I like to think I'm tougher than I look, but Rembrandt takes my breath away

The painting that gives me an unmistakable case of Stendhal syndrome is Rembrandt’s <em>Self-Portrait with Two Circles.</em>

Rembrandt's "Portrait of a man, half length, with arms akimbo". Photo: Getty

At the time of writing, I do not know whether the Doctor Who 50th anniversary special will be any good but it had better be, because I’ve just had to lash out £174 incl VAT on a new aerial – the last one got nicked – to be able to watch it. The children have understandably wearied of sitting in front of a computer monitor to watch the show, especially when the internet connection is ropy, giving us plenty of time to contemplate the plot holes while watching the little red circle go round and round. Now it can just wash over us, as Steven Moffat intended.

One aspect of the 50th anniversary upsets me and that is the word “50th”. It is, I suppose, a privilege to have been born in a year that people are finally beginning to recognise as one of the most auspicious in the west’s history but I can’t help noticing that it’s all a bit . . . 50-ish. That’s half a century.

Footage from the 1960s looks as though it was filmed underwater on a zoetrope, whatever that is. It was a time of full employment. I can still add up in old money. I made the bad mistake of alluding to the old money to the Beloved, who was born ten years after decimalisation, and I won’t be doing that again in a hurry. Incidentally, while checking on the date at the Royal Mint website, my heart sank even further at its opening sentence: “For those of us under 50 . . . ” Shouldn’t that be “you”?

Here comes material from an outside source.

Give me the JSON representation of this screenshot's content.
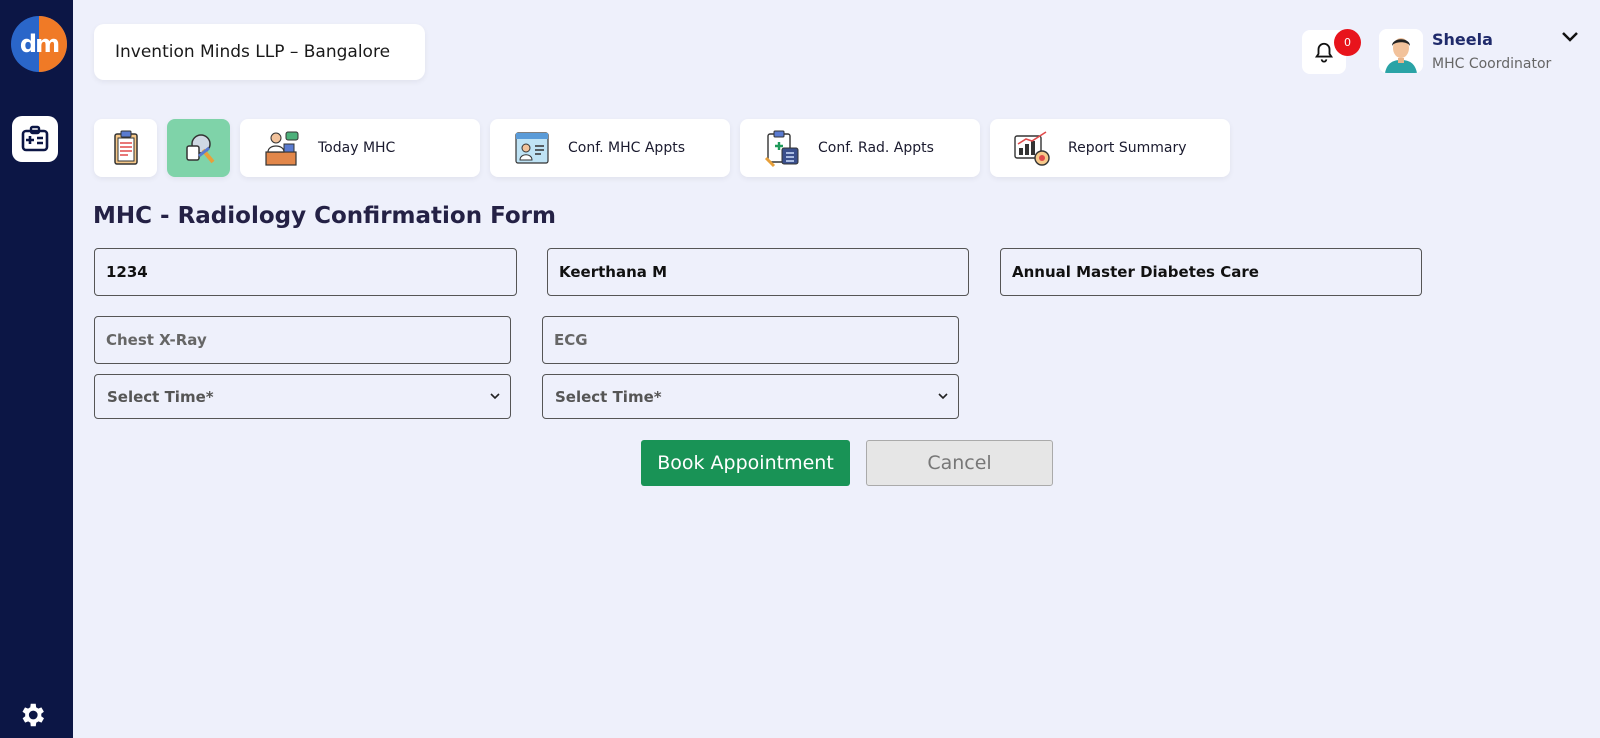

I was sitting on the Tube the other day and listening to a young, camp gay man talking about a recent night out to a couple of female friends. He was talking so loudly that it was impossible not to overhear and, besides, I’d forgotten to bring a book, so I thought I might learn something about the human condition. Every day is a school day.

He described, in some detail, an evening that ended in the not-so-small hours with him watching a man singing in a band. “It was hilarious. He was, like, so old – he must have been, like, 50 – and I had tears streaming down my face, I was laughing so much.” He made little waterfalls past his eyes with fluttering fingers to demonstrate.

The rest of the journey was rather spoiled for me and even though it was only three stops to King’s Cross, it felt like – ha! – 50. I contemplated winking at him and saying softly, “Fifty isn’t that old, you naughty boy,” as I left, but thought better of it and carried on to Hampstead, where I was going to spend the afternoon being shown round the newly restored Kenwood House. There, at least, I’d be seeing things that were older than I was, although this thought was undermined when I was introduced to the curator in charge of the restoration, a rather attractive woman, who noticed the label of my jumper sticking out and tucked it back in.

Hell’s bells, I think to myself, now I need curating. (Not that this good woman caused offence: I quite like it when that happens and, as my jumpers tend towards unruliness, it happens quite a lot.)

So I gawp at Gainsborough’s portrait – all eight feet of it – of Mary, Countess Howe, and marvel that there is some beauty that is so powerful that it can transmit its signal undiminished through the centuries. (A spot of mental arithmetic informs me that she is the same age in the portrait as the Beloved is now.) But the painting that really holds my attention, the one that gives me an unmistakable case of Stendhal syndrome, to the point where I feel my legs might give way, is Rembrandt’s Self-Portrait with Two Circles. I knew it was in the collection and was looking forward to seeing it; I like to think that I’m tougher than I look but this still takes my breath from me. That incredible expression of indomitability. The confidence and power of execution.

I then recall that at the time of composition, Rembrandt was broke and had to sell the plot of land his sister was buried in to keep himself in paint and canvas. Rembrandt’s poverty bothers me even more than Mozart’s at times. To think you can be one of the greatest talents the world has ever seen, one of about 20 people out of multiple billions who have changed the way we experience the world, and die in poverty . . .

Eventually, after the most extraordinary visit – upstairs in the Suffolk Collection are 400-year-old portraits so preserved that they look like they were painted last week – I cheer myself up by having a pint with my old friend John Moore in the Holly Bush. He asks if it is true that the Beloved is off to Sweden. Yes, I say.

“Ha!” he laughs. “You’ll never get laid again!”